(Prompt): Leaving out the images, reproduce every line of the data that follows exactly.

:: Dataset excerpts

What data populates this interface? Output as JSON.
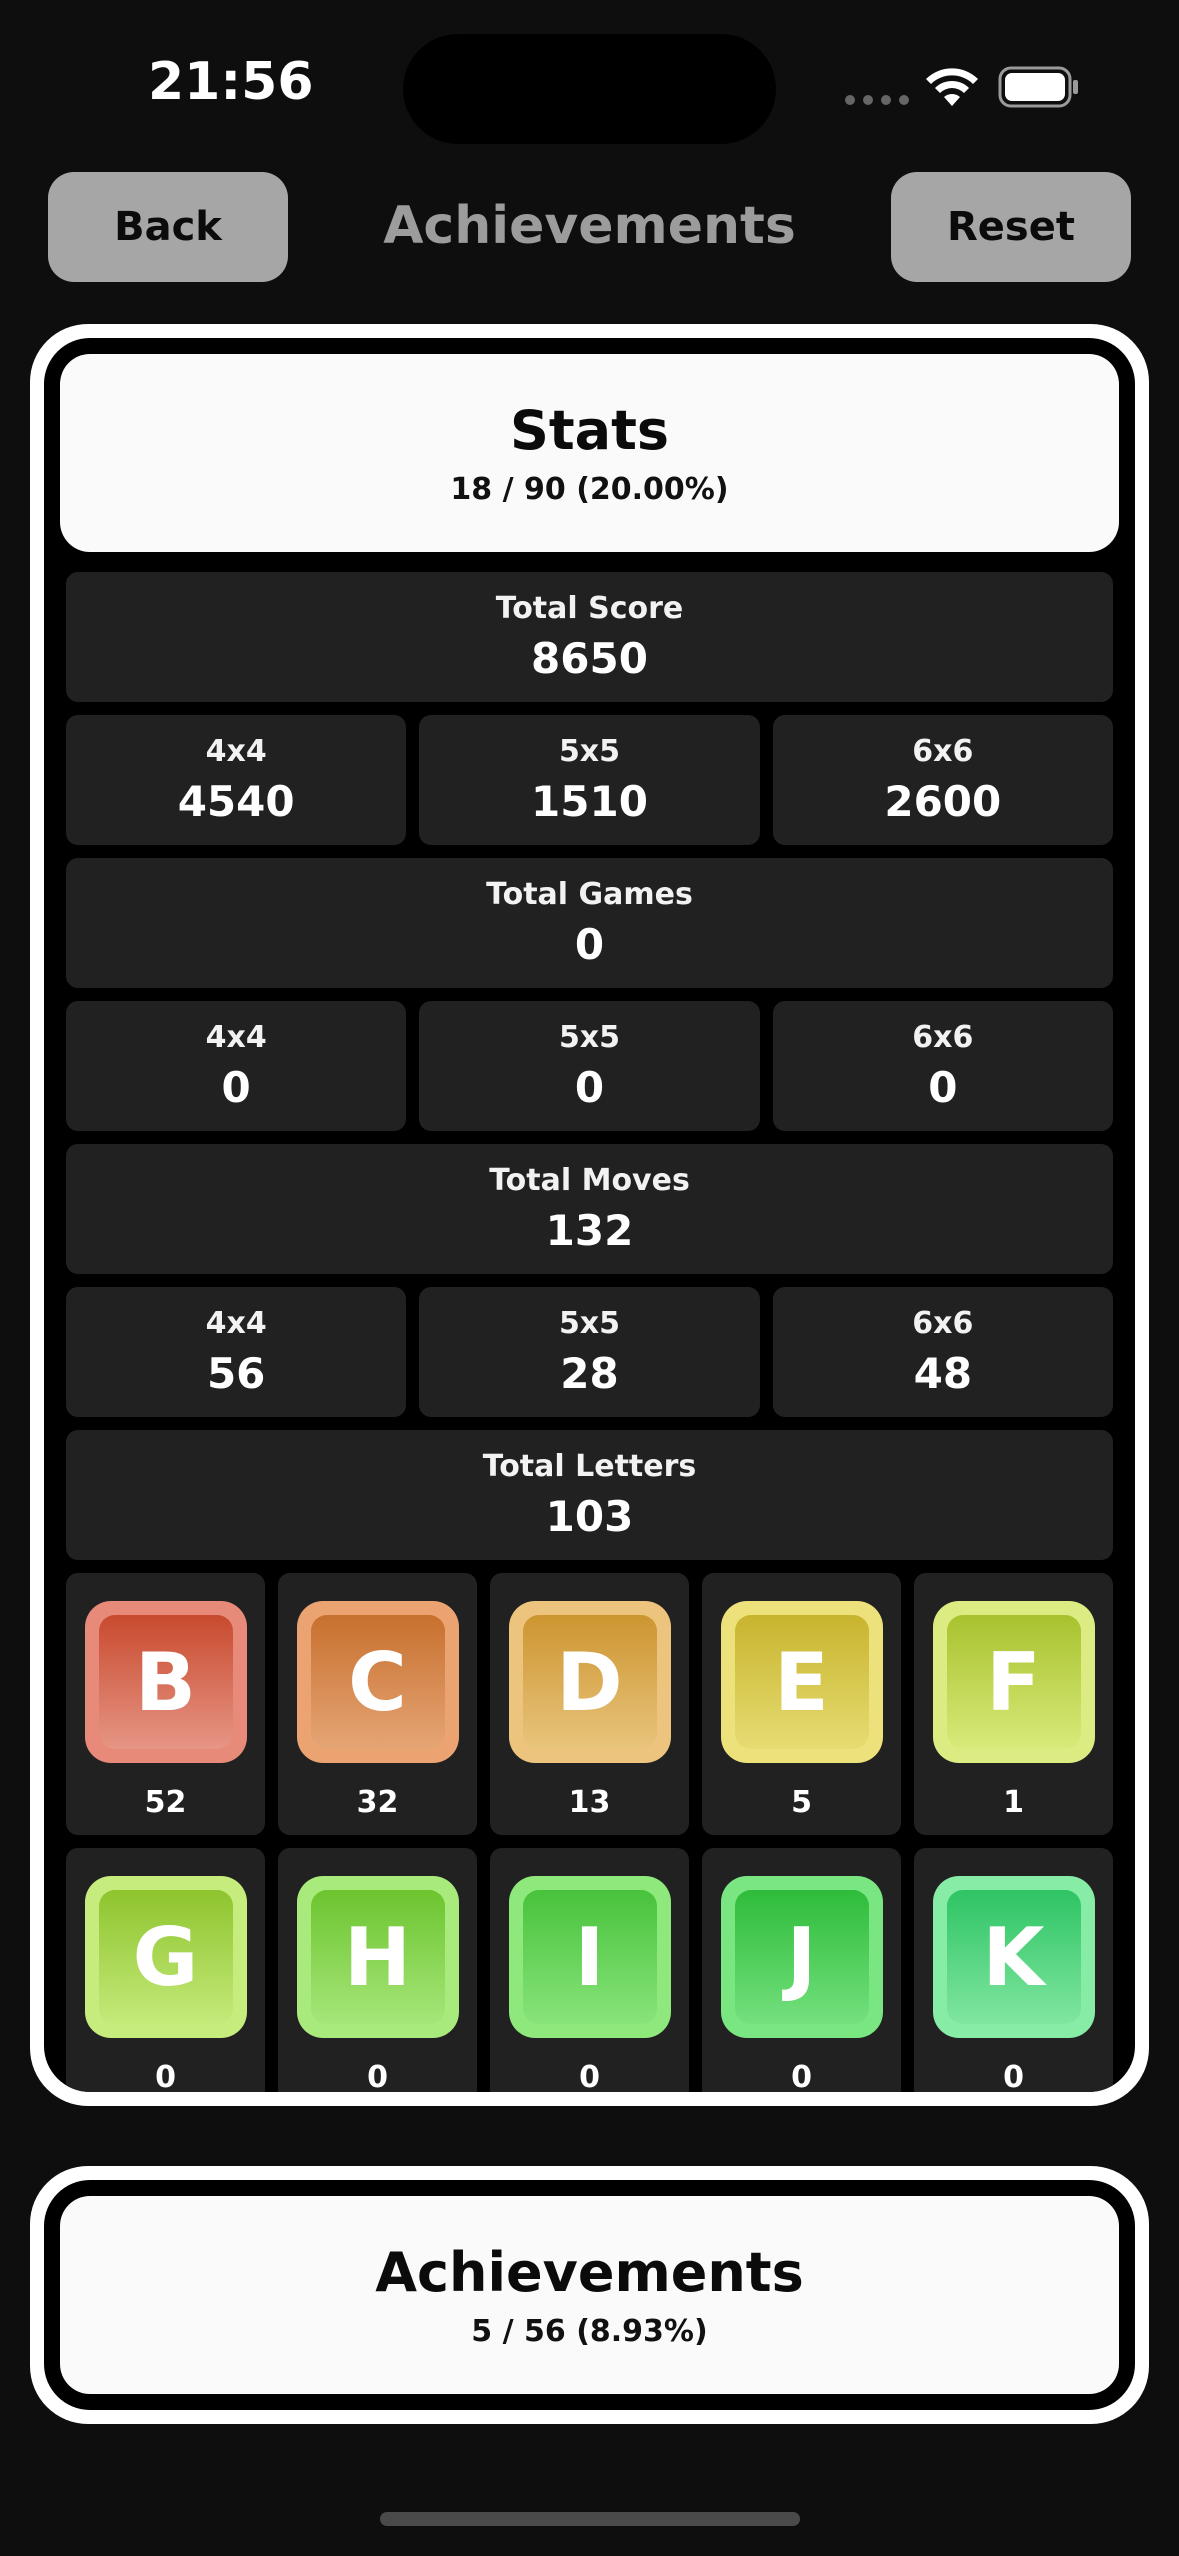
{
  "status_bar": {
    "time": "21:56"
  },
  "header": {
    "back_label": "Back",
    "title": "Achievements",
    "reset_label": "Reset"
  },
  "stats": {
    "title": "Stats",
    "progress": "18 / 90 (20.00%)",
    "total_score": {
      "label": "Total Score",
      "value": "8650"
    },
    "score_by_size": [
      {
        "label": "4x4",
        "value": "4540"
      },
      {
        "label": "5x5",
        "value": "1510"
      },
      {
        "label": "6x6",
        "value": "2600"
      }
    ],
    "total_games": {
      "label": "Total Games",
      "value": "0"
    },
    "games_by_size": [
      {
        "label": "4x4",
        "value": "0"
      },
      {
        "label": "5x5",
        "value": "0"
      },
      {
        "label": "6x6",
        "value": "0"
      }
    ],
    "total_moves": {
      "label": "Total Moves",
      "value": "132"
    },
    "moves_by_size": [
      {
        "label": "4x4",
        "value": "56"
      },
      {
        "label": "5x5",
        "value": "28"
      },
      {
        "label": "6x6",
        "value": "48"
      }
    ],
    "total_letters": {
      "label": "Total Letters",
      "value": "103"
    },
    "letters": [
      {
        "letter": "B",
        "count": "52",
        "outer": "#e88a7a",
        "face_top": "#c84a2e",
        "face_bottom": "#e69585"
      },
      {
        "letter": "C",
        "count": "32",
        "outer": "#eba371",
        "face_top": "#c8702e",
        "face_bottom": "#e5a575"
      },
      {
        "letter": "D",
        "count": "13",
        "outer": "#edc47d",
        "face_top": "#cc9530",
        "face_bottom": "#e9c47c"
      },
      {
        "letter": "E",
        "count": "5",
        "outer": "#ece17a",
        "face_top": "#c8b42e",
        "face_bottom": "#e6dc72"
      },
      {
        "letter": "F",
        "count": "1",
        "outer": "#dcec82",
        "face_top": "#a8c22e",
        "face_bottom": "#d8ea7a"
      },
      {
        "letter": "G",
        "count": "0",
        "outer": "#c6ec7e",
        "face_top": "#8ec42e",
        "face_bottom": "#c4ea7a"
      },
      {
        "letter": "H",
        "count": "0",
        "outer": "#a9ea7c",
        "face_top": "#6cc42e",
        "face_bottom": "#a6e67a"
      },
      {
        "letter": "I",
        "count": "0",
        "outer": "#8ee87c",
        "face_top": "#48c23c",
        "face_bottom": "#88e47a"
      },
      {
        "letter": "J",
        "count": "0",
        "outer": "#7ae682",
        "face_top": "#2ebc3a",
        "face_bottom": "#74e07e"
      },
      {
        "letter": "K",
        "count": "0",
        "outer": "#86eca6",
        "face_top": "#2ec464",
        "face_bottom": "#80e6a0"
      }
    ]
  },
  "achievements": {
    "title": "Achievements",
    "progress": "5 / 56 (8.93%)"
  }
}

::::

(Problem solution):
What data populates this interface? Output as JSON.
{
  "status_bar": {
    "time": "21:56"
  },
  "header": {
    "back_label": "Back",
    "title": "Achievements",
    "reset_label": "Reset"
  },
  "stats": {
    "title": "Stats",
    "progress": "18 / 90 (20.00%)",
    "total_score": {
      "label": "Total Score",
      "value": "8650"
    },
    "score_by_size": [
      {
        "label": "4x4",
        "value": "4540"
      },
      {
        "label": "5x5",
        "value": "1510"
      },
      {
        "label": "6x6",
        "value": "2600"
      }
    ],
    "total_games": {
      "label": "Total Games",
      "value": "0"
    },
    "games_by_size": [
      {
        "label": "4x4",
        "value": "0"
      },
      {
        "label": "5x5",
        "value": "0"
      },
      {
        "label": "6x6",
        "value": "0"
      }
    ],
    "total_moves": {
      "label": "Total Moves",
      "value": "132"
    },
    "moves_by_size": [
      {
        "label": "4x4",
        "value": "56"
      },
      {
        "label": "5x5",
        "value": "28"
      },
      {
        "label": "6x6",
        "value": "48"
      }
    ],
    "total_letters": {
      "label": "Total Letters",
      "value": "103"
    },
    "letters": [
      {
        "letter": "B",
        "count": "52",
        "outer": "#e88a7a",
        "face_top": "#c84a2e",
        "face_bottom": "#e69585"
      },
      {
        "letter": "C",
        "count": "32",
        "outer": "#eba371",
        "face_top": "#c8702e",
        "face_bottom": "#e5a575"
      },
      {
        "letter": "D",
        "count": "13",
        "outer": "#edc47d",
        "face_top": "#cc9530",
        "face_bottom": "#e9c47c"
      },
      {
        "letter": "E",
        "count": "5",
        "outer": "#ece17a",
        "face_top": "#c8b42e",
        "face_bottom": "#e6dc72"
      },
      {
        "letter": "F",
        "count": "1",
        "outer": "#dcec82",
        "face_top": "#a8c22e",
        "face_bottom": "#d8ea7a"
      },
      {
        "letter": "G",
        "count": "0",
        "outer": "#c6ec7e",
        "face_top": "#8ec42e",
        "face_bottom": "#c4ea7a"
      },
      {
        "letter": "H",
        "count": "0",
        "outer": "#a9ea7c",
        "face_top": "#6cc42e",
        "face_bottom": "#a6e67a"
      },
      {
        "letter": "I",
        "count": "0",
        "outer": "#8ee87c",
        "face_top": "#48c23c",
        "face_bottom": "#88e47a"
      },
      {
        "letter": "J",
        "count": "0",
        "outer": "#7ae682",
        "face_top": "#2ebc3a",
        "face_bottom": "#74e07e"
      },
      {
        "letter": "K",
        "count": "0",
        "outer": "#86eca6",
        "face_top": "#2ec464",
        "face_bottom": "#80e6a0"
      }
    ]
  },
  "achievements": {
    "title": "Achievements",
    "progress": "5 / 56 (8.93%)"
  }
}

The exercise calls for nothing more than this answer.